----- SOURCE RECORDS

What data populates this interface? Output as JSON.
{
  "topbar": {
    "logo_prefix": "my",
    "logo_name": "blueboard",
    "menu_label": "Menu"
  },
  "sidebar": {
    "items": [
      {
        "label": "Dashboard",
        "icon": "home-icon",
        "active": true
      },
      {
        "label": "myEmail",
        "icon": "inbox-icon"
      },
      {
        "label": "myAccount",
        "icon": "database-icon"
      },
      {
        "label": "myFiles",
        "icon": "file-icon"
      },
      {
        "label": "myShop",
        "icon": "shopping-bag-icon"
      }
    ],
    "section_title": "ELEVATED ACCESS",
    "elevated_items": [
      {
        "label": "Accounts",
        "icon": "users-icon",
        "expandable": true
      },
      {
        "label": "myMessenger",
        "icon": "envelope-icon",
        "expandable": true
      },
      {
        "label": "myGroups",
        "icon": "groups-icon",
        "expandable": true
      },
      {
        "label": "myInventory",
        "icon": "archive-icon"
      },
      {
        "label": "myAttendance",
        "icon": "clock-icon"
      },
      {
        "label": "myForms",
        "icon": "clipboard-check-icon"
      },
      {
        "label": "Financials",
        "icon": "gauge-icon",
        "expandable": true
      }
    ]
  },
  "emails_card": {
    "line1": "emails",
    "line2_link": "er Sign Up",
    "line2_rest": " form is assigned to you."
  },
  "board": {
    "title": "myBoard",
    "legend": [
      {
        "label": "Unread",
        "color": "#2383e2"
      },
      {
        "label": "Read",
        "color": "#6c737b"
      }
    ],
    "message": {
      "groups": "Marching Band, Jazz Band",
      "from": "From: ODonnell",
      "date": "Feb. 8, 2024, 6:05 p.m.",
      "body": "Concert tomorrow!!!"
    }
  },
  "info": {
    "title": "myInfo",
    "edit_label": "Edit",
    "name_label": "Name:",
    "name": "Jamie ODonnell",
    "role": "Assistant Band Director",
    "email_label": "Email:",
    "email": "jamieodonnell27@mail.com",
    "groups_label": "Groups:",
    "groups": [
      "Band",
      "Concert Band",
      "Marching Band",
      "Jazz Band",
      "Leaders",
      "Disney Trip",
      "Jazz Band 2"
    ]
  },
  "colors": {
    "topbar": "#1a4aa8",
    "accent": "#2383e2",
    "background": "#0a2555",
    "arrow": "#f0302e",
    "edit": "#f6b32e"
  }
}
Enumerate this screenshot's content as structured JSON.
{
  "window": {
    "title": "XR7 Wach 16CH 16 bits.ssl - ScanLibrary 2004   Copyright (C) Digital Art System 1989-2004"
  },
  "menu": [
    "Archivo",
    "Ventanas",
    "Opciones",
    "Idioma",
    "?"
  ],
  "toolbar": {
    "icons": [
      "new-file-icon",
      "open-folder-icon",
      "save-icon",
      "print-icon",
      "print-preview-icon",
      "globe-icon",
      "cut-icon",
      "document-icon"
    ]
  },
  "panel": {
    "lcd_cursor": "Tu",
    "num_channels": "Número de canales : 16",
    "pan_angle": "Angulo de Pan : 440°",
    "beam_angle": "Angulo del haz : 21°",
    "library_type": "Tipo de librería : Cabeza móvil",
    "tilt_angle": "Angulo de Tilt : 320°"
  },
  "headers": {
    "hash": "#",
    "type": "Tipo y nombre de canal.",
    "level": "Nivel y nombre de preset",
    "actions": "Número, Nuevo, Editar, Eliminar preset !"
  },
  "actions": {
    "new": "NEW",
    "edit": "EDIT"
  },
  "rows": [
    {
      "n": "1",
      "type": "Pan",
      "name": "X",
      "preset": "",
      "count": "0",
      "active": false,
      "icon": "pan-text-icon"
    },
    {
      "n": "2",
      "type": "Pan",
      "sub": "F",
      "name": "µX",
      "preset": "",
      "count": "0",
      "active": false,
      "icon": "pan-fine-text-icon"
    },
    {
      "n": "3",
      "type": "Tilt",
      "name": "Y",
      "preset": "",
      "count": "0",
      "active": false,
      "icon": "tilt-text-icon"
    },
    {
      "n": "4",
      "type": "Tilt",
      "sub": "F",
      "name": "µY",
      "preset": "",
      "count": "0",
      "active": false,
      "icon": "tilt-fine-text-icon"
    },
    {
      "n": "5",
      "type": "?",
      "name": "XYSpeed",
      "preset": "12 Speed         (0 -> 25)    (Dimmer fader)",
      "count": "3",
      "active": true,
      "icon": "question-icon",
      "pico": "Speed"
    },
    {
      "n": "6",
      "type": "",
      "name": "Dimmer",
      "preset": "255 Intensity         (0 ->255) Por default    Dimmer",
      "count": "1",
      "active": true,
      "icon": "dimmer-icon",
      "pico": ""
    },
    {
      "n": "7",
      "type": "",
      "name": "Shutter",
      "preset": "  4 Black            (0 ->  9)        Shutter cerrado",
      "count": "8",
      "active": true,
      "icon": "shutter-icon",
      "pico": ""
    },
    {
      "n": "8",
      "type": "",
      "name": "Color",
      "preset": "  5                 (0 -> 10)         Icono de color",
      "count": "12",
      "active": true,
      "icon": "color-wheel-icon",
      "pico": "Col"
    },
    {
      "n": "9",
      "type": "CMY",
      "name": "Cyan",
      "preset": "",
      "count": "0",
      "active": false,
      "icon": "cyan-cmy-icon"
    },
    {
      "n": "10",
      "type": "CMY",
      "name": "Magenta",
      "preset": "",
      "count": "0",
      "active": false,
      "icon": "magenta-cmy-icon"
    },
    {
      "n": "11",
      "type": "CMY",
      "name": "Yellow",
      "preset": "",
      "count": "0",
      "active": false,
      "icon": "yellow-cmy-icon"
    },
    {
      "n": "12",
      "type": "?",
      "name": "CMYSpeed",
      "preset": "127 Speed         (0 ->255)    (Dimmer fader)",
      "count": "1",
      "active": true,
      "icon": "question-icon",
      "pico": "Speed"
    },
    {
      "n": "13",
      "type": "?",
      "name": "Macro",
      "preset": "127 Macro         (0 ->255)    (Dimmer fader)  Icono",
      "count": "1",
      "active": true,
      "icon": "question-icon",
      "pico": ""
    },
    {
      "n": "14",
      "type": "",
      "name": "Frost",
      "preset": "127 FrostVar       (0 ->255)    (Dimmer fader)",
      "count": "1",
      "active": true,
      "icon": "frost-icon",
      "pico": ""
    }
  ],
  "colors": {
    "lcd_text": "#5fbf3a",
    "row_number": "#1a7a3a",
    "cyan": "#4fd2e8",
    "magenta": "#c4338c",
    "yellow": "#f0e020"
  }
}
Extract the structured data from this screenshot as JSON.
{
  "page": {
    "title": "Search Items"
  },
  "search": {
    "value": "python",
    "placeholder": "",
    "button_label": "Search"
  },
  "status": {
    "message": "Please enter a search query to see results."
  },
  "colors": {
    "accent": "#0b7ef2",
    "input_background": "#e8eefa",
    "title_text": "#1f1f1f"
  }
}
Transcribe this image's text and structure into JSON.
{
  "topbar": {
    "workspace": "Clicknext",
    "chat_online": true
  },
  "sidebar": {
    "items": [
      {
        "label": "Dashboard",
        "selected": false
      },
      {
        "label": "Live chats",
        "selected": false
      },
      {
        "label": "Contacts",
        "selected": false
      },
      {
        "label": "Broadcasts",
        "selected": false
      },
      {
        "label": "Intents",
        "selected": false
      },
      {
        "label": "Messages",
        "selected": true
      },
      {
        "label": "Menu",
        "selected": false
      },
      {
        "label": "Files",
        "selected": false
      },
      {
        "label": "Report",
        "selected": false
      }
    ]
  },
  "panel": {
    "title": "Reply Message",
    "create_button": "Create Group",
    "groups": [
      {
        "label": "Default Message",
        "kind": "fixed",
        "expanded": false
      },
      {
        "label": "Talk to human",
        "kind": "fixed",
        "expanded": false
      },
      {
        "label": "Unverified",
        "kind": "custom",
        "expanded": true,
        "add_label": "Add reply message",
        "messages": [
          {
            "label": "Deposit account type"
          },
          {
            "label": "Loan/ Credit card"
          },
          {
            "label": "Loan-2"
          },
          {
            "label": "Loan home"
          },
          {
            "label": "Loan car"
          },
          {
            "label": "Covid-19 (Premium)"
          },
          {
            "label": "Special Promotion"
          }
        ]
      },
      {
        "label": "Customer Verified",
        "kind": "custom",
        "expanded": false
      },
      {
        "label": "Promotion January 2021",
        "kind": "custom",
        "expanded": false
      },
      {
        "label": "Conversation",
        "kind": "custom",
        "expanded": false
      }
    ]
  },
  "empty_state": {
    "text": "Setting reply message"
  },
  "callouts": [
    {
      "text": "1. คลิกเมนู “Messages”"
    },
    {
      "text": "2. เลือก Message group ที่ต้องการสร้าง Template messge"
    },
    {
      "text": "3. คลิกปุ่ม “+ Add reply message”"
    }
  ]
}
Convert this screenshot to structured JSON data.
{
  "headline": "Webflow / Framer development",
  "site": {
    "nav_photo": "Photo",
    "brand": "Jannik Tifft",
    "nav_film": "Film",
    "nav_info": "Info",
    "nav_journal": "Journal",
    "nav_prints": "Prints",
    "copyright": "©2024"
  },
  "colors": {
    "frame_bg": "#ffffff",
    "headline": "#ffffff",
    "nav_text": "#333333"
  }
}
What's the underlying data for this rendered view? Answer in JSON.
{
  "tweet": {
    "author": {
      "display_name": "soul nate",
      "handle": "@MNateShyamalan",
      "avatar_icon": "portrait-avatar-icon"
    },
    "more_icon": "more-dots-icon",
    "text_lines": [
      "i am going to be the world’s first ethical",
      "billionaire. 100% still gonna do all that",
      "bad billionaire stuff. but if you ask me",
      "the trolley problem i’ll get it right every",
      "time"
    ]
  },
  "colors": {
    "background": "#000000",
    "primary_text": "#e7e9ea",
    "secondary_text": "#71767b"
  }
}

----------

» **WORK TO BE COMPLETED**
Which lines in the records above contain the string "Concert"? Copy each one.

» **TASK RESPONSE**
      "body": "Concert tomorrow!!!"
      "Concert Band",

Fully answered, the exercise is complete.